**Work instructions:** In the entries below, find each line with the word "this" and pull it out.

= = = = = = =

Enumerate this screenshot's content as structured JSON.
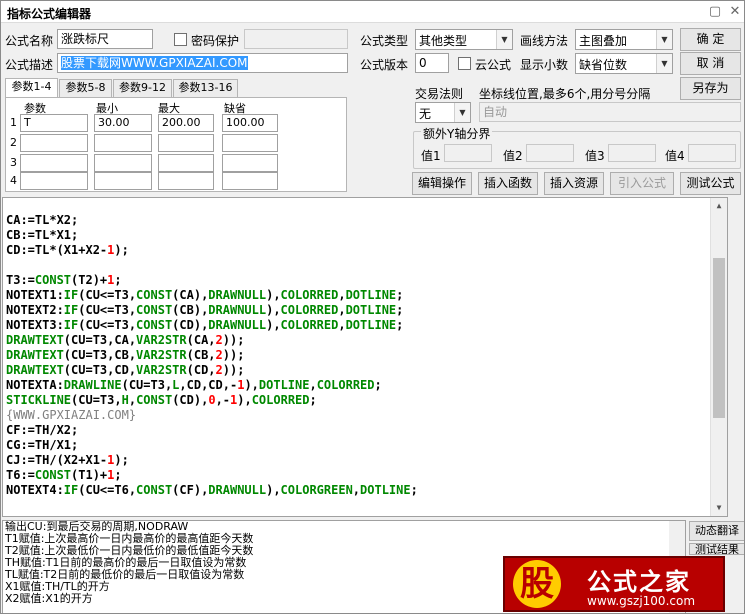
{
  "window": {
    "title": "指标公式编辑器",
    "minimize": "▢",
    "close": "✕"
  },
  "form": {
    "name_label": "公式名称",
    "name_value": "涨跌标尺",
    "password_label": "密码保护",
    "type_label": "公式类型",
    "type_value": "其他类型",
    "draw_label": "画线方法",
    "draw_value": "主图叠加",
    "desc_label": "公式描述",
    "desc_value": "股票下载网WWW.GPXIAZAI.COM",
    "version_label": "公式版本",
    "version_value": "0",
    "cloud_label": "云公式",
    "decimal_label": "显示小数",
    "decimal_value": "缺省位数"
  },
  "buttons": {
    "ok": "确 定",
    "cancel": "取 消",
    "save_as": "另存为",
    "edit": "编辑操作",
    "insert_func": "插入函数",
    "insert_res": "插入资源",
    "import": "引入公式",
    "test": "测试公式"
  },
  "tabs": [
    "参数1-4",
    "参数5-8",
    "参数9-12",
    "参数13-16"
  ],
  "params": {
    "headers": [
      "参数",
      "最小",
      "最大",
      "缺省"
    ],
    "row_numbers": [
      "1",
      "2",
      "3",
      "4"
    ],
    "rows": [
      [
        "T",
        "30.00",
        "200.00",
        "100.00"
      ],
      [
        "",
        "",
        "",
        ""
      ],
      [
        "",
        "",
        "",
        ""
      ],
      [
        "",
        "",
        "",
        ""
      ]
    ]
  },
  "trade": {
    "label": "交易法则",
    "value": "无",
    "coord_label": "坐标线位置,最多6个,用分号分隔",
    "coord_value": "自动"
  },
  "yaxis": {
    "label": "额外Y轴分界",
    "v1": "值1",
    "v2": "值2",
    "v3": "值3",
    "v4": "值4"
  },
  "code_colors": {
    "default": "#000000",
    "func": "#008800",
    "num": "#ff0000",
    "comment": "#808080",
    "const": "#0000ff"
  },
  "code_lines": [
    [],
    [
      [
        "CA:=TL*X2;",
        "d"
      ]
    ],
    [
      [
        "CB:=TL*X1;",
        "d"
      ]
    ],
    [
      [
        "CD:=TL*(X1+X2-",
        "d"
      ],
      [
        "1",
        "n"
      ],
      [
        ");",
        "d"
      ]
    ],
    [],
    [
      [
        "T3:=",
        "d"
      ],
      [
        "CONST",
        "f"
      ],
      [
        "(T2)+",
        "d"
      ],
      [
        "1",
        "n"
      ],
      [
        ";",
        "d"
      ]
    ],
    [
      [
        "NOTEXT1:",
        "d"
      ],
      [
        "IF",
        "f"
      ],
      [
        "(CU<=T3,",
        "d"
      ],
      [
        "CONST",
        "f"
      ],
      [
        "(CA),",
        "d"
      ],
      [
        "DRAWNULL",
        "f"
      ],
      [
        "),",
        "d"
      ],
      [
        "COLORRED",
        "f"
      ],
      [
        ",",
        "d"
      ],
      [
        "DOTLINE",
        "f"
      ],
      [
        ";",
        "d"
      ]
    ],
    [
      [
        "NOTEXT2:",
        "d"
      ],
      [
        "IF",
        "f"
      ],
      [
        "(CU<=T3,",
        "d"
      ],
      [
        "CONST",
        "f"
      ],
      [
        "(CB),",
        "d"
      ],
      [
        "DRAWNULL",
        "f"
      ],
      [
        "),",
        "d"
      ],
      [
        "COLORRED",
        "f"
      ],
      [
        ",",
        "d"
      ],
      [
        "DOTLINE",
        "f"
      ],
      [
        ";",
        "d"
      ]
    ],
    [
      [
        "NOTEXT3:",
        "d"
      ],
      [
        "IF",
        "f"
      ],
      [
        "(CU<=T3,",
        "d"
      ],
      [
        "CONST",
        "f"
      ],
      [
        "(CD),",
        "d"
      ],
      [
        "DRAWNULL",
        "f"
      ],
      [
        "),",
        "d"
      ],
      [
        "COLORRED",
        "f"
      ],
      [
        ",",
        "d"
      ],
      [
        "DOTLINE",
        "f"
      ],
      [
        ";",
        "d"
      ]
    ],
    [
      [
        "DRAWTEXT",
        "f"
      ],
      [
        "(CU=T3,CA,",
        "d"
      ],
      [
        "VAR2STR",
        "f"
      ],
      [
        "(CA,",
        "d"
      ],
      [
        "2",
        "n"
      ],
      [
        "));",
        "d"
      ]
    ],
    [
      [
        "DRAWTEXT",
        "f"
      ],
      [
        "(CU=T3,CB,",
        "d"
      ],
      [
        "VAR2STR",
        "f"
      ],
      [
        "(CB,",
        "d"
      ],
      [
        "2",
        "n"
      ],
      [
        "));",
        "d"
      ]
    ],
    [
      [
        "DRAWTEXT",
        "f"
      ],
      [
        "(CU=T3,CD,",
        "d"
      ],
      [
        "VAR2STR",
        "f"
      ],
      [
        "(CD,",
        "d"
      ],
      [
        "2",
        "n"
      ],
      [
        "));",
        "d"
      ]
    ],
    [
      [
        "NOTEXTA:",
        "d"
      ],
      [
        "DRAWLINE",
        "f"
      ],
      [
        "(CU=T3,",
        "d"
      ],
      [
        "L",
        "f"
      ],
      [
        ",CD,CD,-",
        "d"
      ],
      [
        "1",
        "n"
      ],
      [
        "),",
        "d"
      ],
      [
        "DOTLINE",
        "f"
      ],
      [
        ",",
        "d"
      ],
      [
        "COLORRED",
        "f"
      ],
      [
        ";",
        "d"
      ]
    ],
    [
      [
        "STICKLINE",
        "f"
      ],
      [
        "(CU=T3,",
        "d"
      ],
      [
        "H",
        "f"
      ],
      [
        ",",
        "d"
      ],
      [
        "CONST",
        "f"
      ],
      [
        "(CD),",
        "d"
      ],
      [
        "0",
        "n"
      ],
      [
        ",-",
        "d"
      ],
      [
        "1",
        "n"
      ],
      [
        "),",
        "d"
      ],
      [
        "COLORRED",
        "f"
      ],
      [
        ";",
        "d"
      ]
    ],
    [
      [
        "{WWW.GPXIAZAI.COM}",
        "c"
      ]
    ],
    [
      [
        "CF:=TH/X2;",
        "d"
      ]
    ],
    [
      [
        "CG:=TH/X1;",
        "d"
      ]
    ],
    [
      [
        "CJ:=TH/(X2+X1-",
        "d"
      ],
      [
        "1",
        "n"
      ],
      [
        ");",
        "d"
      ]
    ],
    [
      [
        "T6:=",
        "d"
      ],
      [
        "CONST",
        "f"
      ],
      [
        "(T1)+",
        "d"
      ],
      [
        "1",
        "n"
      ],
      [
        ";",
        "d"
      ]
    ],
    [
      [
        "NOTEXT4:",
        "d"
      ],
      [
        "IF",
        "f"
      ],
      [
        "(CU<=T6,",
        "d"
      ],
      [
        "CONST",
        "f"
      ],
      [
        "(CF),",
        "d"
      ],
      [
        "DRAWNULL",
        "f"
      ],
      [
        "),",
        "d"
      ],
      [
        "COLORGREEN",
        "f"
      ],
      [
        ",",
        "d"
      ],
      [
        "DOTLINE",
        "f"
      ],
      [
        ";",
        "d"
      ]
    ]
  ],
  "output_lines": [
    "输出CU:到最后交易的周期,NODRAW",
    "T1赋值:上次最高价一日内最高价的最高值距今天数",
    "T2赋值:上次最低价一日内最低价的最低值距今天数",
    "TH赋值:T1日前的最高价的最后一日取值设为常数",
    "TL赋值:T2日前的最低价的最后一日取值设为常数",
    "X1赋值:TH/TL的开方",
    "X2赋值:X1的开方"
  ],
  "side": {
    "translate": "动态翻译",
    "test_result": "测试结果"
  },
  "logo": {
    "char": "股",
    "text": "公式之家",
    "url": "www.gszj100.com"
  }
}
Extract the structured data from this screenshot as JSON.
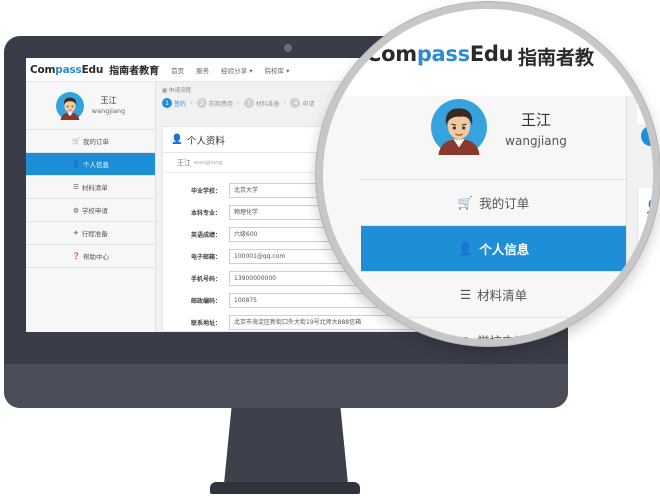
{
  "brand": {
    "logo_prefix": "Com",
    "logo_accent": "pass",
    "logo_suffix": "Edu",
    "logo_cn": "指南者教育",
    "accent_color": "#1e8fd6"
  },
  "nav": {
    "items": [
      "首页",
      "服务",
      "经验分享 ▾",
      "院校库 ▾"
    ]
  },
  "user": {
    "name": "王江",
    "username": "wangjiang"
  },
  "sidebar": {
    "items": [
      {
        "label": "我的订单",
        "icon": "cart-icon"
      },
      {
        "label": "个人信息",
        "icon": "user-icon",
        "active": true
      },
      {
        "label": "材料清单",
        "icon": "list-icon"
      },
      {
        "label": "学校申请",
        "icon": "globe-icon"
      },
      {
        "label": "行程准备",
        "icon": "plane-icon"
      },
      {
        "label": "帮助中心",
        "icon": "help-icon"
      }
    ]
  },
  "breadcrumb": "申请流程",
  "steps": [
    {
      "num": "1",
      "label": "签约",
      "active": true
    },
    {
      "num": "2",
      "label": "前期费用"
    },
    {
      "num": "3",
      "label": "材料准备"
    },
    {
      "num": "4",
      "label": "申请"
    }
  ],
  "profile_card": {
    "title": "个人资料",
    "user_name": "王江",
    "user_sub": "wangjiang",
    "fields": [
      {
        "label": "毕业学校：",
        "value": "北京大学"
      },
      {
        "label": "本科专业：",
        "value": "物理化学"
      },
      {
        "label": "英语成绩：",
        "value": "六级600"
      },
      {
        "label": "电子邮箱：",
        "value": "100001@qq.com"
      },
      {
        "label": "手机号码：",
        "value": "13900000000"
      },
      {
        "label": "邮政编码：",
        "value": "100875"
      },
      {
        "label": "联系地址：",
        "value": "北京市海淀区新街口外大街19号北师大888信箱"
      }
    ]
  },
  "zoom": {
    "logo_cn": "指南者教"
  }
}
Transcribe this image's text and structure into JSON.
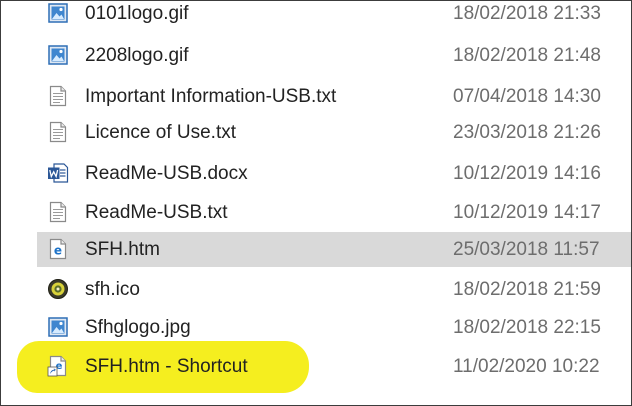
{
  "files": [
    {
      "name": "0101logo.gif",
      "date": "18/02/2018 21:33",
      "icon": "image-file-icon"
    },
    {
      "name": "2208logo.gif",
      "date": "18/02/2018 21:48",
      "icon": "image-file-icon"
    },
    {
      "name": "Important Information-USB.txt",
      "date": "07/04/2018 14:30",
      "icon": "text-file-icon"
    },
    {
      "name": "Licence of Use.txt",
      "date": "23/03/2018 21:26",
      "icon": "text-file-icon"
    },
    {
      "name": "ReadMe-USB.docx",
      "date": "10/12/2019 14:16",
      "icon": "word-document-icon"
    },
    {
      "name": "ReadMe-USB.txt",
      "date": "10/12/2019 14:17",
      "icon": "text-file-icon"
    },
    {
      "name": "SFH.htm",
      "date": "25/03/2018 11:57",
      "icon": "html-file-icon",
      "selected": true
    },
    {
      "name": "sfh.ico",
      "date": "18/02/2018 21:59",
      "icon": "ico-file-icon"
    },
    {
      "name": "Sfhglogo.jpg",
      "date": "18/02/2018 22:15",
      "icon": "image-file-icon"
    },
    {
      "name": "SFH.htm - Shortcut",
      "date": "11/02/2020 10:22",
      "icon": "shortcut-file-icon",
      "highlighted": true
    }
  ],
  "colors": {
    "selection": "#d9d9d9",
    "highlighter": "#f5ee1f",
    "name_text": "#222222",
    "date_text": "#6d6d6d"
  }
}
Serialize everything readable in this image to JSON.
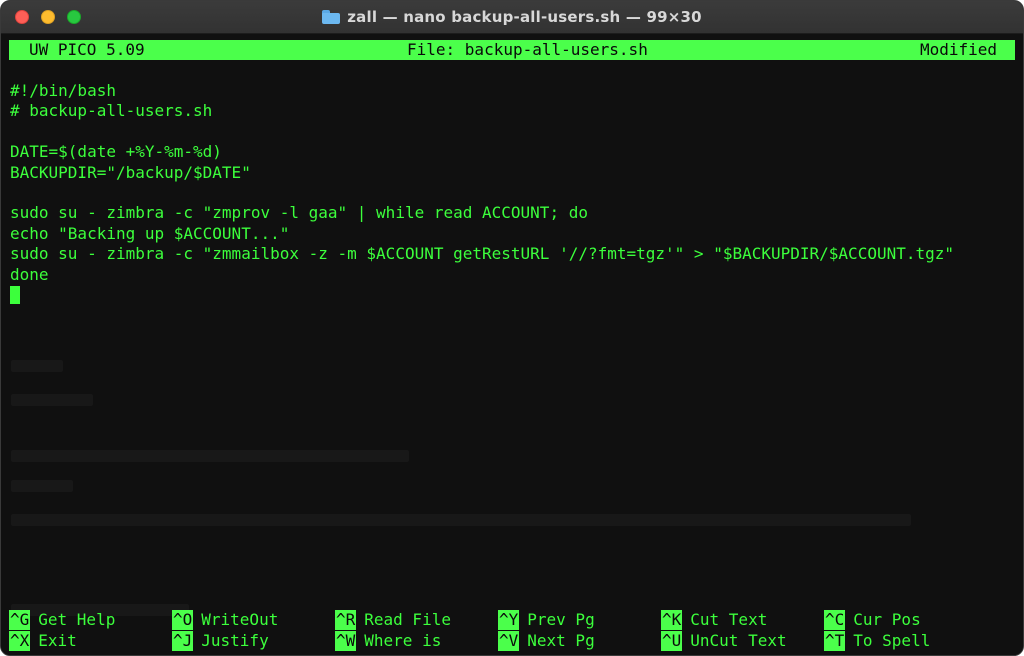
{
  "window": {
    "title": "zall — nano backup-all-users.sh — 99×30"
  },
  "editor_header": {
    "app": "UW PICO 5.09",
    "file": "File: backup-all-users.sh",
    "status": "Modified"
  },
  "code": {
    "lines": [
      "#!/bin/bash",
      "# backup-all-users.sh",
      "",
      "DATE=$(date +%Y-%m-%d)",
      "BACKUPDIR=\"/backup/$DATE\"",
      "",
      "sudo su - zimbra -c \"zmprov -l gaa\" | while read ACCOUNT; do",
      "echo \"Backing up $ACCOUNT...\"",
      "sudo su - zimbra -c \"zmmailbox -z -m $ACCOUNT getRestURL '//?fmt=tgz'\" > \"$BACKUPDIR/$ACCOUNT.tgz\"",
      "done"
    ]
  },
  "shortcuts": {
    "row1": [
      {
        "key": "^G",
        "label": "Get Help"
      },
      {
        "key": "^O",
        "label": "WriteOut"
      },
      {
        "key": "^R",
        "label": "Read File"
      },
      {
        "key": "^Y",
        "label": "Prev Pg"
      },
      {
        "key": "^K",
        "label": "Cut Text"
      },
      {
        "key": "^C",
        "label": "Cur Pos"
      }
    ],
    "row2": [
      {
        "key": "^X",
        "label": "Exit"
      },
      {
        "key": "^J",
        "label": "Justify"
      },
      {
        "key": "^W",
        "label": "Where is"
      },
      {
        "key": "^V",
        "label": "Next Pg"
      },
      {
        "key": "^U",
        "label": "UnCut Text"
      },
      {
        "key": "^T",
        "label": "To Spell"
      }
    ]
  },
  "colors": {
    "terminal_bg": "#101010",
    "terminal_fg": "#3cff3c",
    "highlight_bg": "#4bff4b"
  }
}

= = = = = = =

**Answer to the exercise:**
Enumerate this screenshot's content as structured JSON.
Extract the structured data from this screenshot as JSON.
Transcribe this image's text and structure into JSON.
Serialize everything readable in this image to JSON.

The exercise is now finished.